The happiest employees are proud of where they work, and find meaning in what they do, and if that doesn’t seem familiar to you, it might be time to reconsider your job and career. Yes, changing now can mean some big life changes, and that’s scary. But as the poet E.E. Cummings once said, “It takes courage to grow up and become who you really are.”

Here are some reasons why now might be a good time to make a career change:

  • You bring your network with you.
    Mid-career, you’ve likely met a lot of people, and have an established network of contacts who can help get you in the door in a new industry or company. They can also introduce you to key decision makers, reducing the amount of time you need to spend at the bottom of a new industry or company.
  • Some skills are transferrable.
    Although you may lack specific industry experience, you’re already well-versed in the ins and outs of the working world.

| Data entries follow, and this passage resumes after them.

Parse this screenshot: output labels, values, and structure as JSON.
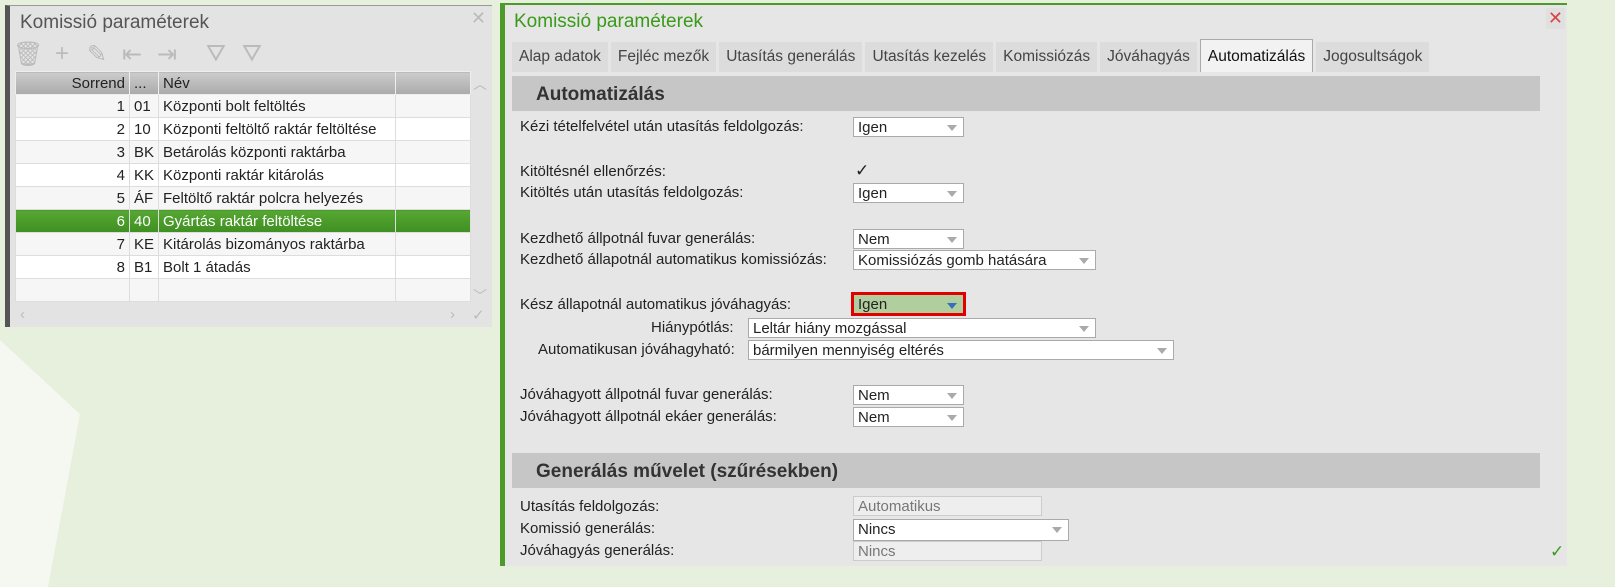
{
  "left_window": {
    "title": "Komissió paraméterek",
    "columns": [
      "Sorrend",
      "...",
      "Név",
      ""
    ],
    "rows": [
      {
        "order": "1",
        "code": "01",
        "name": "Központi bolt feltöltés"
      },
      {
        "order": "2",
        "code": "10",
        "name": "Központi feltöltő raktár feltöltése"
      },
      {
        "order": "3",
        "code": "BK",
        "name": "Betárolás központi raktárba"
      },
      {
        "order": "4",
        "code": "KK",
        "name": "Központi raktár kitárolás"
      },
      {
        "order": "5",
        "code": "ÁF",
        "name": "Feltöltő raktár polcra helyezés"
      },
      {
        "order": "6",
        "code": "40",
        "name": "Gyártás raktár feltöltése"
      },
      {
        "order": "7",
        "code": "KE",
        "name": "Kitárolás bizományos raktárba"
      },
      {
        "order": "8",
        "code": "B1",
        "name": "Bolt 1 átadás"
      }
    ],
    "selected_row": 6
  },
  "right_window": {
    "title": "Komissió paraméterek",
    "tabs": [
      "Alap adatok",
      "Fejléc mezők",
      "Utasítás generálás",
      "Utasítás kezelés",
      "Komissiózás",
      "Jóváhagyás",
      "Automatizálás",
      "Jogosultságok"
    ],
    "active_tab": "Automatizálás",
    "section1": {
      "title": "Automatizálás",
      "fields": [
        {
          "label": "Kézi tételfelvétel után utasítás feldolgozás:",
          "value": "Igen"
        },
        {
          "label": "Kitöltésnél ellenőrzés:",
          "value": "✓"
        },
        {
          "label": "Kitöltés után utasítás feldolgozás:",
          "value": "Igen"
        },
        {
          "label": "Kezdhető állpotnál fuvar generálás:",
          "value": "Nem"
        },
        {
          "label": "Kezdhető állapotnál automatikus komissiózás:",
          "value": "Komissiózás gomb hatására"
        },
        {
          "label": "Kész állapotnál automatikus jóváhagyás:",
          "value": "Igen"
        },
        {
          "label": "Hiánypótlás:",
          "value": "Leltár hiány mozgással"
        },
        {
          "label": "Automatikusan jóváhagyható:",
          "value": "bármilyen mennyiség eltérés"
        },
        {
          "label": "Jóváhagyott állpotnál fuvar generálás:",
          "value": "Nem"
        },
        {
          "label": "Jóváhagyott állpotnál ekáer generálás:",
          "value": "Nem"
        }
      ]
    },
    "section2": {
      "title": "Generálás művelet (szűrésekben)",
      "fields": [
        {
          "label": "Utasítás feldolgozás:",
          "value": "Automatikus"
        },
        {
          "label": "Komissió generálás:",
          "value": "Nincs"
        },
        {
          "label": "Jóváhagyás generálás:",
          "value": "Nincs"
        }
      ]
    }
  },
  "colors": {
    "accent": "#4c9a2a",
    "highlight": "#e00000"
  }
}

You likely have a solid understanding of what it takes (i.e.: soft skills) to navigate and adjust to new teams or working styles.
  • You may end up earning more.
    Making a career switch could help you increase your current compensation, and in time, even push you into management roles you never expected to find yourself in.

So where do you start? Honest introspection is a critical first step in figuring out what direction you want to go in. This will require a good deal of due diligence and a lot of research. Ask yourself, what is it that really excites and motivates you? Do you need a different work environment? What sort of day-to-day tasks do you prefer? Is there an industry that really interests you? Once you have the answers to these questions, you might start to see a pattern emerging. When you do, you’re ready to take the next step.

Here’s how to set yourself up for a successful transition:

  • Get out there.
    Attend industry networking events in the evenings or seek out lunch and learn sessions near your current workplace. Make use of networking sites as or LinkedIn to find professional interest groups and employers in your area. The more time you spend researching a field, the better equipped you’ll be to decide if it’s a fit for you, and the deeper your professional network will be in that specific area at the outset.
  • Take on a temporary role.
    Not only do temp roles offer the chance to “try out” a variety of workplaces before making a commitment, they also help you get your foot in the door of a new industry or field. Consider working with a recruiter that specializes in your field. They can serve as your eyes and ears during the search and provide insight into positions that best match your objectives.
  • Get skilled.
    When you’re starting out in a new career, you might need to hit the books. A little research can help you understand if any credentials or courses are needed. Don’t be put off by this. Yes, it might take some time to get where you want to go, but it is worth the effort. Professionals who earn and maintain certifications make themselves more marketable to employers, and are more likely to rise up to leadership positions.
  • Meet with a pro.
    Informational interviews are an opportunity to meet with someone who is in a role or company you’re interested in. These are a great way to gain real-world insights, learn about the position and what it involves, and ask about any educational certifications or courses they’d recommend. As an added bonus, if you make a good impression on the person you meet with, it can possibly give you an advantage for future job openings, or lead to referrals to other contacts or opportunities. At the very least, you’ll be building your network.

If your career just isn’t doing it for you, you owe it to yourself (and those that have to live with your post-work grumpiness) to do something about it. It won’t happen all at once: Courage is about persistence; it’s about making progress, step by step. Figure out what you want and what you need to do to get it, then take a deep breath and get going.

Find your dream job now on Workopolis.

About Dianne Hunnam-Jones
Diane Hunnam-Jones is the Canadian president of Accountemps, the world’s first and largest specialized accounting staffing agency for accounting, finance and bookkeeping professionals.